Stela is a Latin word derived from the Greek stele, which means pillar or vertical tablet. In English, the usual forms are stele and steles. Stelae were erected most frequently as tombstones and as boundary markers, but also as Votive and commemorative monuments. As tombstones, they were originally erected outside the tombs, to mark the offering place and to name the tomb owner. Those traditions hold over into our modern times, with the offerings now most often being replaced with flowers. In temples and sanctuaries, they were set up by individuals to worship the gods, but also to commemorate special events, such as successful expeditions to the mines in the desert or victories over foreign powers. In addition to their funerary and votive uses, stelae were also used as boundary markers for fields, estates, administrative districts or even countries.

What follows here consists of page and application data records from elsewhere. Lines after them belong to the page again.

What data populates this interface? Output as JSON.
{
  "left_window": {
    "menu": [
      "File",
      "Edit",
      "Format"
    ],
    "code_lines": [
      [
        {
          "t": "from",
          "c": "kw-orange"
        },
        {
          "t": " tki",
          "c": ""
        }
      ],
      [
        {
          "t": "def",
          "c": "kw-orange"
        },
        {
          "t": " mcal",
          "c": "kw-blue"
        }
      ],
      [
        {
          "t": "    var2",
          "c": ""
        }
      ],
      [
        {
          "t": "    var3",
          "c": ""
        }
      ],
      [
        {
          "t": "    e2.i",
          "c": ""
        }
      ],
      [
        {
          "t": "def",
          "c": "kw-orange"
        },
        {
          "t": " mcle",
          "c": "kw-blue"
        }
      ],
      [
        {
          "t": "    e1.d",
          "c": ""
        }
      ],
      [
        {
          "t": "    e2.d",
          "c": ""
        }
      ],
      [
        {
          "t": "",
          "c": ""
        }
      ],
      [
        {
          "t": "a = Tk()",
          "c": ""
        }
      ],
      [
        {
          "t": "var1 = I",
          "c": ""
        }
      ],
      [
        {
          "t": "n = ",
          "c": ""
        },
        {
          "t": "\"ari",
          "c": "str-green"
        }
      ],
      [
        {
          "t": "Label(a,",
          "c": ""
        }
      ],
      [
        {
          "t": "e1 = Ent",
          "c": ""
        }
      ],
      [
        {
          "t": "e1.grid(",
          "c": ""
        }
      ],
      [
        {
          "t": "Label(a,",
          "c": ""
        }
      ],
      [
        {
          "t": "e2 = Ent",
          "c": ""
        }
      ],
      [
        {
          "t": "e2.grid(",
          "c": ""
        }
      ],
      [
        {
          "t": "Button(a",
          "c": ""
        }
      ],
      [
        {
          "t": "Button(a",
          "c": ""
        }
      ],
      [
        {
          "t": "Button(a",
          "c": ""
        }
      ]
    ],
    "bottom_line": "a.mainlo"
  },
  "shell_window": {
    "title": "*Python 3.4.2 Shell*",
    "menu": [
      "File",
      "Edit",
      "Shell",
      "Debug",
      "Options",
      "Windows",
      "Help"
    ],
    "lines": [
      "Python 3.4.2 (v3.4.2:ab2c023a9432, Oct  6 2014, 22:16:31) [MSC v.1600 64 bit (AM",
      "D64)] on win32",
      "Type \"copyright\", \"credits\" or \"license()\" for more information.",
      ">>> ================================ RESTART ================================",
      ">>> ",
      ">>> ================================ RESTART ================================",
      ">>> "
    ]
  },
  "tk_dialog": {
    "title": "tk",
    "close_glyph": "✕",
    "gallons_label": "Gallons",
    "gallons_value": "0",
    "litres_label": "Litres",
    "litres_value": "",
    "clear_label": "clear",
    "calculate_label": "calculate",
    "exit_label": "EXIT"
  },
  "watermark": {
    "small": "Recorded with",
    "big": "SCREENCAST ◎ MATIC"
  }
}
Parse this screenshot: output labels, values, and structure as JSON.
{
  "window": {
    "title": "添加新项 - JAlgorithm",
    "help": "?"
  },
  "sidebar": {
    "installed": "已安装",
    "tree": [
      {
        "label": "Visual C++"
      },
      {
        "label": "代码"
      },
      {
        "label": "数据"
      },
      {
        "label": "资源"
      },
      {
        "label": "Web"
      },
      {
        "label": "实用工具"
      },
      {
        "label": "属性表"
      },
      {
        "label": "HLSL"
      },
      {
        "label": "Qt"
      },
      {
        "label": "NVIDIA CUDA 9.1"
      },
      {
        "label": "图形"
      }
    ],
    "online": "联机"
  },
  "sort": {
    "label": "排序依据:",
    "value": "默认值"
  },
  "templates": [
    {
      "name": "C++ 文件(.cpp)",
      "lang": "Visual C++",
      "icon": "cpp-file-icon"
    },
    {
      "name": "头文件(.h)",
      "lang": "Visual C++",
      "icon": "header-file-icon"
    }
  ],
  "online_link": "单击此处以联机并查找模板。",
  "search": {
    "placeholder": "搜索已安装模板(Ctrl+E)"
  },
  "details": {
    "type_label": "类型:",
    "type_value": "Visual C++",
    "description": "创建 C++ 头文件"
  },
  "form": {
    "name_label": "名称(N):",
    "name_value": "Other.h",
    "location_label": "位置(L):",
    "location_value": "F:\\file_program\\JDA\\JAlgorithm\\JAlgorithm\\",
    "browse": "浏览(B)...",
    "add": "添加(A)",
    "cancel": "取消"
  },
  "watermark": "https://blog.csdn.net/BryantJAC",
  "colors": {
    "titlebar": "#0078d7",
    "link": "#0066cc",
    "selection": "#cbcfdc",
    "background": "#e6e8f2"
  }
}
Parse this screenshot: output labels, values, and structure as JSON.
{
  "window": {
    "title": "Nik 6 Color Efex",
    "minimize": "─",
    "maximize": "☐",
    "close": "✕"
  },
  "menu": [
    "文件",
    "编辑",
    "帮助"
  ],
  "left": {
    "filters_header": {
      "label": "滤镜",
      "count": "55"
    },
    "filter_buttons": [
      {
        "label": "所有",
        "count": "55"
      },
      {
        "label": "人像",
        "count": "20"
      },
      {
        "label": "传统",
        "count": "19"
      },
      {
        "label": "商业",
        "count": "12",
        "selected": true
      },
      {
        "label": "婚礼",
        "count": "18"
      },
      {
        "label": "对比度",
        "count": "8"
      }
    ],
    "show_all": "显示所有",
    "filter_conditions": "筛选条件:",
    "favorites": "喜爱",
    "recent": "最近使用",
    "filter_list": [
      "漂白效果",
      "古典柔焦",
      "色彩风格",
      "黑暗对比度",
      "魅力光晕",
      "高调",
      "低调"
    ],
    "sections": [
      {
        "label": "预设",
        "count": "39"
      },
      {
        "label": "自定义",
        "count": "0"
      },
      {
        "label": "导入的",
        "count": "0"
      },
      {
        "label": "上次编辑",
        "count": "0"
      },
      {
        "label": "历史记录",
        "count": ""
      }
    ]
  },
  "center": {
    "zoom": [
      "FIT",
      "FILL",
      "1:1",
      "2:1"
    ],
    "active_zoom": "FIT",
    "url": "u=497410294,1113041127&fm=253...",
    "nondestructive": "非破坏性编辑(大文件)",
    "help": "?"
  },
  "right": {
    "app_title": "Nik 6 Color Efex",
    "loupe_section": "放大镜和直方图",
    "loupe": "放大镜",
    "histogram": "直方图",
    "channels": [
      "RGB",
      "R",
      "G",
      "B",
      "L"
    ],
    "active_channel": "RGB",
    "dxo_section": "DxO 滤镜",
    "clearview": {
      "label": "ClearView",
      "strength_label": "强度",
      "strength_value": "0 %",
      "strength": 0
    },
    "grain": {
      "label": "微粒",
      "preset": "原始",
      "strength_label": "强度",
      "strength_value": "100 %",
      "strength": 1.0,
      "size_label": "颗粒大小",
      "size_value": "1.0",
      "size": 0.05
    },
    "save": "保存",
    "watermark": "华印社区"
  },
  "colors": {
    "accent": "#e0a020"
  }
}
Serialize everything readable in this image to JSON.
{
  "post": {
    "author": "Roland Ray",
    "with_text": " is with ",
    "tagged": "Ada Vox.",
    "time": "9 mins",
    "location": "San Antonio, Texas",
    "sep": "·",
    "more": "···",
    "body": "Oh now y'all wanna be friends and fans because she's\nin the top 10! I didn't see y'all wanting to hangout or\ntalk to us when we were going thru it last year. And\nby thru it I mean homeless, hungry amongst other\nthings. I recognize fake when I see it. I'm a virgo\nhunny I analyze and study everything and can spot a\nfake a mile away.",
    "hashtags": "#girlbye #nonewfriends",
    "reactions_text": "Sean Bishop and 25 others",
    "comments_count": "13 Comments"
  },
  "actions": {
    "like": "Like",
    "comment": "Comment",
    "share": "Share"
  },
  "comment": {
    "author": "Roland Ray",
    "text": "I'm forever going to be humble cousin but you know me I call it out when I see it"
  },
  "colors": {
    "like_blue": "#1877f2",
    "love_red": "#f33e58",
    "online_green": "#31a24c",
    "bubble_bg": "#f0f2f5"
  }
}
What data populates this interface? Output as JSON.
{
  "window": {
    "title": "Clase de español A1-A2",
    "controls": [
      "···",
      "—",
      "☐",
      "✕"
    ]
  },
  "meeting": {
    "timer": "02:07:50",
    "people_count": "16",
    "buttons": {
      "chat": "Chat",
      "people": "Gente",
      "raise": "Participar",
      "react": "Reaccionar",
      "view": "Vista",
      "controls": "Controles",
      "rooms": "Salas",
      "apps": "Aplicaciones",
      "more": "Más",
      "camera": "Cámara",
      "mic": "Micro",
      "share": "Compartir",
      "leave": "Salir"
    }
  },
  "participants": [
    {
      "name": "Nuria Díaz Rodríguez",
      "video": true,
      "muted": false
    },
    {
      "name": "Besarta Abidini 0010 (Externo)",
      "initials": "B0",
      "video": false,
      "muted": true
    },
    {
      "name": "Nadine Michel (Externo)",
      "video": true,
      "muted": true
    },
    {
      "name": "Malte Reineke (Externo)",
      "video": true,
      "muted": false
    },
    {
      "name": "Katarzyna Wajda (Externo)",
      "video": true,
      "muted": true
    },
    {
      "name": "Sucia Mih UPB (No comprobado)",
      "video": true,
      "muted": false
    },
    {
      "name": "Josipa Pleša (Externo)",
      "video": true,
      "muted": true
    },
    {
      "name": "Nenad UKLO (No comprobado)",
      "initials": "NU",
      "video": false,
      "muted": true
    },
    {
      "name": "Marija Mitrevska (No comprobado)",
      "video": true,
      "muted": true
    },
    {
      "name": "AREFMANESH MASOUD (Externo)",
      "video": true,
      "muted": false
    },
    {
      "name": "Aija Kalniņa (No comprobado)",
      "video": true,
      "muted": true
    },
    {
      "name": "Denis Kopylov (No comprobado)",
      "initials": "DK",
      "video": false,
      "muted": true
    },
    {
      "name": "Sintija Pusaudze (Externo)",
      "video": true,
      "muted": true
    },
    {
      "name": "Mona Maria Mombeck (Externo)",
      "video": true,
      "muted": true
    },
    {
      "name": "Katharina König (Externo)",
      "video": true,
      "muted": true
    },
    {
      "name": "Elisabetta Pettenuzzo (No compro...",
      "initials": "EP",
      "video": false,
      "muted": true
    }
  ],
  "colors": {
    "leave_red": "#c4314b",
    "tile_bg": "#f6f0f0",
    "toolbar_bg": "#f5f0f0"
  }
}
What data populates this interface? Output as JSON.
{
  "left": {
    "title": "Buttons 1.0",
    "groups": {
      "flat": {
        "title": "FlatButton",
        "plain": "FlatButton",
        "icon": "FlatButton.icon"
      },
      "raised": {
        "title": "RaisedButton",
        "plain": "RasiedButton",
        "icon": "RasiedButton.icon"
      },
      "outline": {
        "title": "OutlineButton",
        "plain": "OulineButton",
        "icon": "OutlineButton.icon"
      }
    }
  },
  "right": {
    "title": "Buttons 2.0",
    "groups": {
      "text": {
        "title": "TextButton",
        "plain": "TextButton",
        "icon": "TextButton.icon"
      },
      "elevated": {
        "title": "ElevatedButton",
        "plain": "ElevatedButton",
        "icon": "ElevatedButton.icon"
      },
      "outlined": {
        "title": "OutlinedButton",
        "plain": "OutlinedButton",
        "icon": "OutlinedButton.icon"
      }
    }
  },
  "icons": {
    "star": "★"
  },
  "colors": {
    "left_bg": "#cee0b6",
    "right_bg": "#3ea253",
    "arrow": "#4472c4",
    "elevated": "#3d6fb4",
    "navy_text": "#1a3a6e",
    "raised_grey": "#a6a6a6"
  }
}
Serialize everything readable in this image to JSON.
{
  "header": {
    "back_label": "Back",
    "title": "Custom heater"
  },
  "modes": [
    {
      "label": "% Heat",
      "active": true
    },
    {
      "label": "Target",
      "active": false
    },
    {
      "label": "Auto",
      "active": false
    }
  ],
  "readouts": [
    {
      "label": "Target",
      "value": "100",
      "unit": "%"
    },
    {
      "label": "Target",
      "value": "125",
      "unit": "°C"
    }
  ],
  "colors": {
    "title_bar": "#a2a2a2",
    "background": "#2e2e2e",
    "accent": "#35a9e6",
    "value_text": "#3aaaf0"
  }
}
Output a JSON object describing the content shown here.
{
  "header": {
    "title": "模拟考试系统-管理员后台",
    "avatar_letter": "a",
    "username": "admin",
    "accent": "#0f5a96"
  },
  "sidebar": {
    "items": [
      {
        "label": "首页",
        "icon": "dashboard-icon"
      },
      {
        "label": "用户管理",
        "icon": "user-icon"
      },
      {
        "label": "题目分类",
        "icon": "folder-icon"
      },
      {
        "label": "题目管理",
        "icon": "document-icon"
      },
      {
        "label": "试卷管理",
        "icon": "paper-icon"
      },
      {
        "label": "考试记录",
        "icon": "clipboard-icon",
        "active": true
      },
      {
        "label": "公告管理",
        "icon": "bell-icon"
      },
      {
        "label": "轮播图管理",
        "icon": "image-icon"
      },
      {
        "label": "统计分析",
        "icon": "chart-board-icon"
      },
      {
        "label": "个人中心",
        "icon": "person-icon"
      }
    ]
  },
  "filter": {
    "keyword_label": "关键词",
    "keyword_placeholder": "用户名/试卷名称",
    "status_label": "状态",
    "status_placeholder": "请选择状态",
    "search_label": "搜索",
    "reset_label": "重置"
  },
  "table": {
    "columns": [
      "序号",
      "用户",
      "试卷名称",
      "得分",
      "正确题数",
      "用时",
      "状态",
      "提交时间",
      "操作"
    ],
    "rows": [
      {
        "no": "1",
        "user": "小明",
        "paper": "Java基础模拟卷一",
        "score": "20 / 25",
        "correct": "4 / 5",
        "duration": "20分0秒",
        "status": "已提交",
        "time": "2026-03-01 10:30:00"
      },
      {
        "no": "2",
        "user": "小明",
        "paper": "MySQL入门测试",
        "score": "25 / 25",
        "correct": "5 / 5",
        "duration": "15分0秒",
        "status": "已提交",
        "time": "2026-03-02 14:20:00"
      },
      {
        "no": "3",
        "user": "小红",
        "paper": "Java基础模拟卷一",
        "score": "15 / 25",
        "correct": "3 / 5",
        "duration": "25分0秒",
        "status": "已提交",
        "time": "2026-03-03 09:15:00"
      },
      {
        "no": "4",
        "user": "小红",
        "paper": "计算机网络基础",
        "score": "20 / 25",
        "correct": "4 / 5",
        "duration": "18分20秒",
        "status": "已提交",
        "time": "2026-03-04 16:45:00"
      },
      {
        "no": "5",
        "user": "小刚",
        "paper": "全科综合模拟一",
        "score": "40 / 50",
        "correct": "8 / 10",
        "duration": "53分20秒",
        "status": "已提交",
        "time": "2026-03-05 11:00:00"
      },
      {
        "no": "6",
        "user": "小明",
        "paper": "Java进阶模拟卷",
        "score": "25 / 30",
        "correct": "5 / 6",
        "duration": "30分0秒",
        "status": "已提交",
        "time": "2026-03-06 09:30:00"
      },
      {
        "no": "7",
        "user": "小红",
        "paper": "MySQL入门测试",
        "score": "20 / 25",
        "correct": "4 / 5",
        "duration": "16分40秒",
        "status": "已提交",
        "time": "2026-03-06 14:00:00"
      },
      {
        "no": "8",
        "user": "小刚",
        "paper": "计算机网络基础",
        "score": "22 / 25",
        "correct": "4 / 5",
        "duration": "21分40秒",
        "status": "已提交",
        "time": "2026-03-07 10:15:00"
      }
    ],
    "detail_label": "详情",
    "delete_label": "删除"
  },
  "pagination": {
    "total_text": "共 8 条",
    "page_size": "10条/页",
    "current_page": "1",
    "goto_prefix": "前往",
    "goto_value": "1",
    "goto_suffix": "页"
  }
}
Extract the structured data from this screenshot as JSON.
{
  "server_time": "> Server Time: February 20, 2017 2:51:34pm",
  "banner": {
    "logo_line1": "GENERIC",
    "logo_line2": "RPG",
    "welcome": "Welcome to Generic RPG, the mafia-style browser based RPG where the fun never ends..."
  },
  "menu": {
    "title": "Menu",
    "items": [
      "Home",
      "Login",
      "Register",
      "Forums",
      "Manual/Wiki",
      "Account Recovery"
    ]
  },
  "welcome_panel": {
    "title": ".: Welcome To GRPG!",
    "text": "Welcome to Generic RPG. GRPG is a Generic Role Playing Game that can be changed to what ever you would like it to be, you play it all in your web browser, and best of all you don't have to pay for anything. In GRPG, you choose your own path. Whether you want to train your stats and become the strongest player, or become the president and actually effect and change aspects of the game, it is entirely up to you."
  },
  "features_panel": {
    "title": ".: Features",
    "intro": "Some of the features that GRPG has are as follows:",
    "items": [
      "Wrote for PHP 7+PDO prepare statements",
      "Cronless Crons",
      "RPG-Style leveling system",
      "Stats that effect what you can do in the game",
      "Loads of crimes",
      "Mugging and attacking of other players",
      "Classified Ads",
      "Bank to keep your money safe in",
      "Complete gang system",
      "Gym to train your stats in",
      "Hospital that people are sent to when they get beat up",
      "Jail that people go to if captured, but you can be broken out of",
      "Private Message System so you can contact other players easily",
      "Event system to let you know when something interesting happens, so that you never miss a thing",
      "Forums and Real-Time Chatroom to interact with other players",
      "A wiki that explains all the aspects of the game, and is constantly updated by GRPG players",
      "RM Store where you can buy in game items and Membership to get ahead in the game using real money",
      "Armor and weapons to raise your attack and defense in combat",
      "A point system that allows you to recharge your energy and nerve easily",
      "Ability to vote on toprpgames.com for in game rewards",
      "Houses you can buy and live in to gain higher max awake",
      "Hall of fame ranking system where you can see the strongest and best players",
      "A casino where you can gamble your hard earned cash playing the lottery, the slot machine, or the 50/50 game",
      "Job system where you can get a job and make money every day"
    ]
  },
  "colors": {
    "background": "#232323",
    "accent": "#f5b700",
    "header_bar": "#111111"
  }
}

This object is part of "Scan The World". Scan the World is a non-profit initiative introduced by MyMiniFactory, through which we are creating a digital archive of fully 3D printable sculptures, artworks and landmarks from across the globe for the public to access for free. Scan the World is an open source, community effort, if you have interesting items around you and would like to contribute, email firstname.lastname@example.org to find out how you can help.